Task instructions: For each line of the listing that holds "this", show the full line.

── Source material

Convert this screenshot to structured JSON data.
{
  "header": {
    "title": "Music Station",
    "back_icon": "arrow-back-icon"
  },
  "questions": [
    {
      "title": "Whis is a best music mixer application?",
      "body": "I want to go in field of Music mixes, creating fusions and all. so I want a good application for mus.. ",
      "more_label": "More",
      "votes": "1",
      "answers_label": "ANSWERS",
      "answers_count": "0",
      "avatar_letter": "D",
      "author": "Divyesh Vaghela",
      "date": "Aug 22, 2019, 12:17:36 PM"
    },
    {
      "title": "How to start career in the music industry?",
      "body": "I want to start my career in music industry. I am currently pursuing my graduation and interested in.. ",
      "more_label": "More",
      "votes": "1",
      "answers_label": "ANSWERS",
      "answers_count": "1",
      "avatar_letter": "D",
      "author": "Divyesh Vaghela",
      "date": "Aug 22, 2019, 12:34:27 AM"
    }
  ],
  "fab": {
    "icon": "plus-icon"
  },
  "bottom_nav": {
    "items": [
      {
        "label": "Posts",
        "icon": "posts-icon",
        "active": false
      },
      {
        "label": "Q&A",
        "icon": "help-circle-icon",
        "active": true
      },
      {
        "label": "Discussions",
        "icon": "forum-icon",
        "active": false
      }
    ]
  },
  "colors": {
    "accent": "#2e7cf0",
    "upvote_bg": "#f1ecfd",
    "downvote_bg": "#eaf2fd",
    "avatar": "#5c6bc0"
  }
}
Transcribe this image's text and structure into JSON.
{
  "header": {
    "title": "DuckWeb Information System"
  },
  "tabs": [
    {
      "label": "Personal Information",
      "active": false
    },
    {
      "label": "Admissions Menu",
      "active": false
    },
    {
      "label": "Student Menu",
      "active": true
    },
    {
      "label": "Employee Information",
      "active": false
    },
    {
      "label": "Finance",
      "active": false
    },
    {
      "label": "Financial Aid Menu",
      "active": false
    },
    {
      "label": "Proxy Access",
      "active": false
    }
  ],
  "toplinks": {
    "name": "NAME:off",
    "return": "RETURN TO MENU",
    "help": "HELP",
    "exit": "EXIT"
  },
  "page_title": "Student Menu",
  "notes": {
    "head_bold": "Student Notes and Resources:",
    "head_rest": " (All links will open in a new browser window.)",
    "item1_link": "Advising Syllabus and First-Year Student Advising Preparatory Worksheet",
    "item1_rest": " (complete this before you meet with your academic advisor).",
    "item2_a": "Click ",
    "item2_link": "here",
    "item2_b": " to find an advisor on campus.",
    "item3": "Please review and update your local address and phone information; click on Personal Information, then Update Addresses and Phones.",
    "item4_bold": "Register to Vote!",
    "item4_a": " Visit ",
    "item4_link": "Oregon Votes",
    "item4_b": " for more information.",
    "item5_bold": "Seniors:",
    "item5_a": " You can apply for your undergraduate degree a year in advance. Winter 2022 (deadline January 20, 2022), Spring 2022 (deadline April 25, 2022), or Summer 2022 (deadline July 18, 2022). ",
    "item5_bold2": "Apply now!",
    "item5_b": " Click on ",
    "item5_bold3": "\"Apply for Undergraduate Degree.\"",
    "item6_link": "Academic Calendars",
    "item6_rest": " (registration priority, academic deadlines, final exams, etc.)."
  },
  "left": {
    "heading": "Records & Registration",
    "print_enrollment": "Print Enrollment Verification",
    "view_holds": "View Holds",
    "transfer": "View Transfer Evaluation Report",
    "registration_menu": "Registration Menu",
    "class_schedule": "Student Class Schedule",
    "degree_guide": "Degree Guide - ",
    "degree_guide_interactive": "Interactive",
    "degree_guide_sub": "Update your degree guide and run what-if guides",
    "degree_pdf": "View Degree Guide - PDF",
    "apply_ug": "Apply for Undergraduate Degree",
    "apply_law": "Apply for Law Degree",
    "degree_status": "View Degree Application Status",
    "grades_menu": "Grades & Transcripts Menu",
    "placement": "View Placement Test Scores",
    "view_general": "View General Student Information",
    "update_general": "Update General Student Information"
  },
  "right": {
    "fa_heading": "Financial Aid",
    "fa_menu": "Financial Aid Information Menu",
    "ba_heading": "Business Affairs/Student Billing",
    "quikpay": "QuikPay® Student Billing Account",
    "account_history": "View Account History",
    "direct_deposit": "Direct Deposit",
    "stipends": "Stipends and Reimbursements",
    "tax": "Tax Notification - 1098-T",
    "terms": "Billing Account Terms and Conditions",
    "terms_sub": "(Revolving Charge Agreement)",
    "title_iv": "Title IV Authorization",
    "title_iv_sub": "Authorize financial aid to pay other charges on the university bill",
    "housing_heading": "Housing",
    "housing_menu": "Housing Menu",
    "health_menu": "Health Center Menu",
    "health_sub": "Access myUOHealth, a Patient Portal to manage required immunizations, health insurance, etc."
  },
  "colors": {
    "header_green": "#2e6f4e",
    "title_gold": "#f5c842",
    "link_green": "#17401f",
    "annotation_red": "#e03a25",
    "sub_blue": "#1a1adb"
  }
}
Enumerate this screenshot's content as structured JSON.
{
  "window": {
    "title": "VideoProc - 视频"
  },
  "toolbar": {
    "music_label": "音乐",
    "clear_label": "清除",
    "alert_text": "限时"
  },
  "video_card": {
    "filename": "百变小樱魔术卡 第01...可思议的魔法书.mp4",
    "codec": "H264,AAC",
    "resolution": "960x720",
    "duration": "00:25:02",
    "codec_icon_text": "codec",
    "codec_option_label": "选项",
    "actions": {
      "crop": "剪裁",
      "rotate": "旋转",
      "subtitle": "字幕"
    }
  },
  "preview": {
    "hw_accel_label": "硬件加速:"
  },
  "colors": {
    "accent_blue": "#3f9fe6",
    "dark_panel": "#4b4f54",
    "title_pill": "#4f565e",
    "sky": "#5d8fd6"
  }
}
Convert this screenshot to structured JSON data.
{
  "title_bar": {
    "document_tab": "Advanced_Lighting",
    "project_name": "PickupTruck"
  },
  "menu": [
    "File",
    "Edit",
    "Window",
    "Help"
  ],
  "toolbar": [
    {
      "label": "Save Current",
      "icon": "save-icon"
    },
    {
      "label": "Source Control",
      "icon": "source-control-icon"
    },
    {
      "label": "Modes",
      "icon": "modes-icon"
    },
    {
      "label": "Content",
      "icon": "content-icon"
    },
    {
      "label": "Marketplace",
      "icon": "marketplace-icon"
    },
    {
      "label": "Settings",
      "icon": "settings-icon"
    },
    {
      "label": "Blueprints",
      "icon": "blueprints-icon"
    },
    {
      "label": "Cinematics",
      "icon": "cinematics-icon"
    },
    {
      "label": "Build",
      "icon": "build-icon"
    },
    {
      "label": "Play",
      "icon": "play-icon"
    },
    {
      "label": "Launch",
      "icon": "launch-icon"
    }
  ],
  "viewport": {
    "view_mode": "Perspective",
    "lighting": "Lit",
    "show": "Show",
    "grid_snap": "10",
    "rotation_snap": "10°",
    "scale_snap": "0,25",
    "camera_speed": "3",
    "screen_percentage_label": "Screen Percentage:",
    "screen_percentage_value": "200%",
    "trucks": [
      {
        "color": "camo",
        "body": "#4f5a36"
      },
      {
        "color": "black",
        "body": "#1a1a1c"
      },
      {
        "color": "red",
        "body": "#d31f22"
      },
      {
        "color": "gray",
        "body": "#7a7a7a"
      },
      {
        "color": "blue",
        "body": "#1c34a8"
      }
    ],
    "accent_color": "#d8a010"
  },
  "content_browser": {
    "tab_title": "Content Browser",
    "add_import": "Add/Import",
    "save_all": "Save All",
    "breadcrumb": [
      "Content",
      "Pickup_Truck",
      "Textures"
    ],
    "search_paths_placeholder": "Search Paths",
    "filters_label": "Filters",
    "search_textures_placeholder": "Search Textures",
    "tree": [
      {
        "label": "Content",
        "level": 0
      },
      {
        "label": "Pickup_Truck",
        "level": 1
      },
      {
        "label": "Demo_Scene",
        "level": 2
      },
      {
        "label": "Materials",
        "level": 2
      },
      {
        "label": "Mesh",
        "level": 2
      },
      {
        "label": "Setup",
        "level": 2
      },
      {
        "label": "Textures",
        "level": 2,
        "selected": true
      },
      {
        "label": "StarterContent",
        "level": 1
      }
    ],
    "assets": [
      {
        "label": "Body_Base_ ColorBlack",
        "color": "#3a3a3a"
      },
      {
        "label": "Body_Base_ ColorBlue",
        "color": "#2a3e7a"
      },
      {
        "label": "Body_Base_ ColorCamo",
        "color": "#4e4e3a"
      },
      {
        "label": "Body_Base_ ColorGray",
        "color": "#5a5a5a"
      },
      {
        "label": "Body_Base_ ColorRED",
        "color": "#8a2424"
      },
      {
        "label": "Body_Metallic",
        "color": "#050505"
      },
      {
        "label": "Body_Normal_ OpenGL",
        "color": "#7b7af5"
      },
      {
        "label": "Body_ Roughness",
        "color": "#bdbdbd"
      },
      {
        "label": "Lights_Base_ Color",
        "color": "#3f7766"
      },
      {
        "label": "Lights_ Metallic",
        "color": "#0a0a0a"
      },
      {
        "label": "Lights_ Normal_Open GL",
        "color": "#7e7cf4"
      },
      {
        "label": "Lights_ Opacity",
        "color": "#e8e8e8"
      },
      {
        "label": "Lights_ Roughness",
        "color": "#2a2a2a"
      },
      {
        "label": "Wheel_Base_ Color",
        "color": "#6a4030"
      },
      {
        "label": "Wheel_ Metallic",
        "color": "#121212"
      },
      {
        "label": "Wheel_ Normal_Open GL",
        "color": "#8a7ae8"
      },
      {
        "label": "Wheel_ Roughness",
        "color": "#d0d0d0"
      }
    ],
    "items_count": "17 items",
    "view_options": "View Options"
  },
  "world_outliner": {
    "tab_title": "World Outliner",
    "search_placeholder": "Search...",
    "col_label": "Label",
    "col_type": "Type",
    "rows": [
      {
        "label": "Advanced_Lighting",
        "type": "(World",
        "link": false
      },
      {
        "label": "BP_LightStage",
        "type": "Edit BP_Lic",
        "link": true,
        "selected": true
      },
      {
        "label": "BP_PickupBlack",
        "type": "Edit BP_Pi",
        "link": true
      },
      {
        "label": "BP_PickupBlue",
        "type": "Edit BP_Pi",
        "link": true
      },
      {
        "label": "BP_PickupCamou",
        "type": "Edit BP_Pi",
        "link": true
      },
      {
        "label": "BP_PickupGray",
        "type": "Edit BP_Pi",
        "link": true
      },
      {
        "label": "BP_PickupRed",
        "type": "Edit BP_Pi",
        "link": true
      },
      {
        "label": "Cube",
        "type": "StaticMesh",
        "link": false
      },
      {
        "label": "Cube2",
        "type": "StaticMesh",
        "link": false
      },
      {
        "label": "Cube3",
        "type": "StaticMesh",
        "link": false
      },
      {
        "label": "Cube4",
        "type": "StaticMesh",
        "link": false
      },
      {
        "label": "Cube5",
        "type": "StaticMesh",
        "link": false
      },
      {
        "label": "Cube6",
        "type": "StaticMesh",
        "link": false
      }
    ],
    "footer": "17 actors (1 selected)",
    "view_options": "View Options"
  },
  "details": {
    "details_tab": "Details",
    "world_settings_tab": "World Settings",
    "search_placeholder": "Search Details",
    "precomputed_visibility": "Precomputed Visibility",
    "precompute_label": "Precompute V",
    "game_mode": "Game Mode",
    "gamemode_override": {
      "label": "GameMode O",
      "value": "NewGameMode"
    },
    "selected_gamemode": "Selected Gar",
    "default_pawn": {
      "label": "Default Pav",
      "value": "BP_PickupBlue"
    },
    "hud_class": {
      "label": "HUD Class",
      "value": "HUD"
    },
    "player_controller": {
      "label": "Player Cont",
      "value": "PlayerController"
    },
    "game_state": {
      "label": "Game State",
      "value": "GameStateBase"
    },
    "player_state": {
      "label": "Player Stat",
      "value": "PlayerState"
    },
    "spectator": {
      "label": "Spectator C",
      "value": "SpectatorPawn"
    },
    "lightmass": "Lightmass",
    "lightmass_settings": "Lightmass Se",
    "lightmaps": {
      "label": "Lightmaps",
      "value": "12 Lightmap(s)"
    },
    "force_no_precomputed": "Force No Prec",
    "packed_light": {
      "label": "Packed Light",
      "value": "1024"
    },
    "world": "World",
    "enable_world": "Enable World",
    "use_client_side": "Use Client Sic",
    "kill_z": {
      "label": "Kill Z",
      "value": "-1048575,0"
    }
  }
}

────

Answer space:
Convert this screenshot to structured JSON data.
Transcribe this image's text and structure into JSON.
    "item1_rest": " (complete this before you meet with your academic advisor).",
Enumerate this screenshot's content as structured JSON.
Convert this screenshot to structured JSON data.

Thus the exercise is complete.